Sofia, Maria and family recently celebrated Fathers Day, and the arrival of Maria’s first tooth! Next week, Maria will celebrate her first birthday. As followers can see in the below photos, Sofia & Maria look like most young sisters the world over, oblivious to the world around them. And thankfully, oblivious to the troubles around them at present, which are manifold in their passport homeland of Lebanon.
Previous posts in MB blog chronicle of the lives of Sofia & Maria as they grow up in their Middle East homeland:
The explosion in Beirut’s port district this week wiped out the entire immediate area and has caused massive damage throughout the greater city area. Some 160 people are dead, more than 4,000 are injured and some 300,000 are homeless as a result. It was, as many followers will know, one of the largest non-nuclear blasts in history and was heard as far away as Cyprus. The immediate cause was 2,750 kg of ammonium nitrate stored, unbelievably, for the last six years in a port warehouse.
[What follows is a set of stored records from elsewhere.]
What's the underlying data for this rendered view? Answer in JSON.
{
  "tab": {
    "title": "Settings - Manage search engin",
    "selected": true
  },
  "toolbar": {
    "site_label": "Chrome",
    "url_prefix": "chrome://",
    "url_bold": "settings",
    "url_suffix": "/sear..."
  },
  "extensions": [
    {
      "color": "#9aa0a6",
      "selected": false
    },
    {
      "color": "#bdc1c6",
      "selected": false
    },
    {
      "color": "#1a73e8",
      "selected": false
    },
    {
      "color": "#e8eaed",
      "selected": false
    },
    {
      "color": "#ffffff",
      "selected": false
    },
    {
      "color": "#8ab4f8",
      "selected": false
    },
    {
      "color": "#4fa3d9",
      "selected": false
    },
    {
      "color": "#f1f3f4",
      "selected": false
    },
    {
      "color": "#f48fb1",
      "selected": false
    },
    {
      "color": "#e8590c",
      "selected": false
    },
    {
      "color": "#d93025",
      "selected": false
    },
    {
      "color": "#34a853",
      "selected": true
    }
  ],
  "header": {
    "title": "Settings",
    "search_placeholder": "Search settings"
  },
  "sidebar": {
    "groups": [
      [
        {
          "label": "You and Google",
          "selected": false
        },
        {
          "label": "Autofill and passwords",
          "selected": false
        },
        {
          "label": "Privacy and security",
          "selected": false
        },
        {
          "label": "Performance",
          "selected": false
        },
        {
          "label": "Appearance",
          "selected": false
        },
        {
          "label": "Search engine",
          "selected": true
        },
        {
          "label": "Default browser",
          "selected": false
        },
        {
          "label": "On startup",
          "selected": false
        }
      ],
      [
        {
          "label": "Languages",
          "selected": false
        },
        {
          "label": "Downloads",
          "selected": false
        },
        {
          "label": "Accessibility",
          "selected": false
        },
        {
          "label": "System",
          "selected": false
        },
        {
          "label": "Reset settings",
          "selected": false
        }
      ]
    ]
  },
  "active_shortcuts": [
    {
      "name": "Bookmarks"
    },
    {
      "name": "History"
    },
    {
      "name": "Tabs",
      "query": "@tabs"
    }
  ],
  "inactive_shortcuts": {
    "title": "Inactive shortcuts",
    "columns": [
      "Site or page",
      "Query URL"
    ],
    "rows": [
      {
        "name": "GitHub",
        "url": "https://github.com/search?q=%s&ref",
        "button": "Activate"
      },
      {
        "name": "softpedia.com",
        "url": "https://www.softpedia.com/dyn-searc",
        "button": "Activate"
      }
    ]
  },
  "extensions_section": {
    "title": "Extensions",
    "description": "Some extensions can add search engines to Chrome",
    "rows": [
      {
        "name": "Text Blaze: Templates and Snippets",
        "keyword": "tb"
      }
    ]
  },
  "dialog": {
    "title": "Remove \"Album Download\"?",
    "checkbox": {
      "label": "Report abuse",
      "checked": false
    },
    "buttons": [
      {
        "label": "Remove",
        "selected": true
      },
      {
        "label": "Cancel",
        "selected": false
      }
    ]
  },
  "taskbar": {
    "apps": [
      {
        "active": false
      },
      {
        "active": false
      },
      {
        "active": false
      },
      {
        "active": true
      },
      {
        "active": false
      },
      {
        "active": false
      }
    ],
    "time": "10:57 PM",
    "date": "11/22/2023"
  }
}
The bigger cause is a combination of stupidity and incompetence, and probably corruption. External actors are also being investigated, which seems to be an attempt at distraction by the Government, who never consider themselves responsible for any of the countries failures.
An aunt of Sofia and Maria was in that port district some 30 minutes before the blast but thankfully was far enough away when it happened. A young engineer working for the same company as MB was unfortunately killed when a ceiling collapsed on top of him. MB works mainly with Lebanese people in Qatar, and many have stories to tell of damaged homes and injured family or friends back home.
All of the above comes on top of a collapsed economy, intermittent electricity supplies, a bank system that has stolen most of the savings of its citizens through stealthy directives resulting in depositors being unable to withdraw money from their accounts. And in recent weeks the corona numbers have started to spike. Wallahy, is there no end to the misery and pain of the Lebanese.
A Lebanese friend told MB a story in recent days which, in MB’s opinion, sums up the Lebanon of the last twenty to thirty years. Corruption is rampant at all levels. The following story tells of high level corruption. But if residents needs any governmental service, business license, driving license, then hard cash needs to be included within the application paperwork. Another Lebanese friend told MB this week that he doesn’t blame the politicians, as the entire country is corrupt. A bit harsh perhaps, but MB understands the sentiments.
Uncle of MB Lebanese friend of friend retired to his south Lebanese homeland, having worked hard and made some retirement money in Africa during his working life. His plan was to build a new factory to produce orange juice. It would use oranges from nearby orchards, and provide factory and logistics employment for some 50 to 60 people. Having received his permits for the factory construction and juice production, he received a phone call from a representative of the famous wife of a famous long term South Lebanese politician. He was informed that 50% of the factory would be in the ownership of said wife, and 100 employees were already selected to work in the factory, no doubt from the local families of political supporters.
Uncle duly informed the caller that 100 employees were not required as the factory was mostly automated. But moreover uncle had no desire to hand over 50% of his business for free to said ‘wife’, or at all. He would proceed alone and requested the caller to get lost and please pass on the same message to ‘wife’.
Within one week the building and factory permits were cancelled, without reason. But obviously ‘uncle’ understood what had happened. He announced to his family that he did not wish to live his retirement years in Lebanon, nor even to be buried in his native homeland. He would return to Africa to retire and die. And that is exactly what happened. He was buried in Africa a number of years later.
So that south Lebanese village lost a new business, 60 new jobs that would have supported local families, and sales income for the local orchards. The story of Lebanon on a greater scale of recent decades miniaturised into the story of a small orange juice factory in South Lebanon.
And what of the future for Sofia and Maria. Their smiles give hope. But increasingly, MB hears from Lebanese friends that they will never return to their homelands during their working lives, and neither will their children. The question most Lebanese friends have asked of MB in recent years is how they can procure a passport of convenience that will allow residence and a life in another country.
Best wishes for a better future from MB to mom and dad R&E, and daughters Sofia and Maria. Thanks to Mom R for the pics.